We all make mistakes. But somebody needs to get fired for this one!
When the state Emergency Management Agency tells you that a ballistic missile is bearing down on your home, it’s best to keep calm and stay as rational as possible.
But when the truth comes out that it was a false alarm and all that heartbreaking terror was caused by one person with slippy fingers fumbling through a relatively new procedure during a shift change on a Saturday morning, it is not the time for cool heads and rational tones. It’s the time for outrage. Somebody needs to get fired.
But there’s Gov. David Ige saying the incident was both “very unfortunate” and “very, very unfortunate.”
And there’s Vern Miyagi, boss of the bungler, saying, “You gotta know this guy feels bad, right?” Sure, some people want to hold on to their best instincts, dab at the corners of their eyes and say, “We should be thankful for the wake-up call” and “This was a reminder that we should tell the people we love that we love them.” If you chose to take that tack to work through the residual adrenaline, by all means. But some people don’t need the threat of nuclear annihilation to remind them that they love their family.
We do, however, need to know that the people who work for the state agency in charge of telling us when Armageddon is heading our way do not make mistakes.
OK, we all make mistakes.
We forget the code on the home security system. We mistype passwords at the ATM. We click “send” before we’re ready to send.

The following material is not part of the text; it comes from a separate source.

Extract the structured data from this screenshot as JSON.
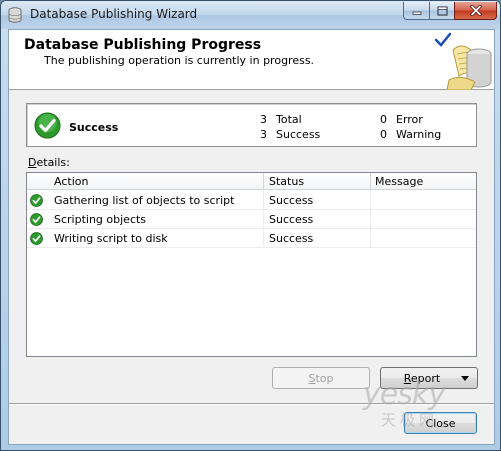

But the consequences of those fumbles are small and self-contained.
All hands in the Hawaii EMA control center need to be as sure as surgeons’ hands, all minds clear and steady because there are so many lives at stake. There should be no second chances or do-overs or temporary reassignments to shake off the yips. This is a pilot who crashed the plane. He should not be allowed back up with the entire
state onboard. The fact that his bosses are all, “Shrug, human error!” makes the entire state seem slipshod, lackadaisical and imprecise. The seeds of yesterday’s panic were sown months ago when the state decided to freak out everyone by dusting off the Cold War “duck and cover” routines
and bringing back the attack warning sirens for the first time in decades, as though a few minutes of advance warning is going to save any lives if Kim Jong Un volleys a flock of nukes our way. It’s like they were trying to expand their product line beyond basic weather warnings. But preparing for a nuclear attack is very different from preparing for a hurricane. There’s not much you can do but pour a drink and say goodbye.
Somebody ought to be fired, and if it’s not the person who actually sent out the doomsday text, then it’s those along the chain of command who think saying, “Sorry, it won’t happen again” will suffice. The fury of every person who was made to confront their worst fear on a sunny Saturday morning will demand retribution.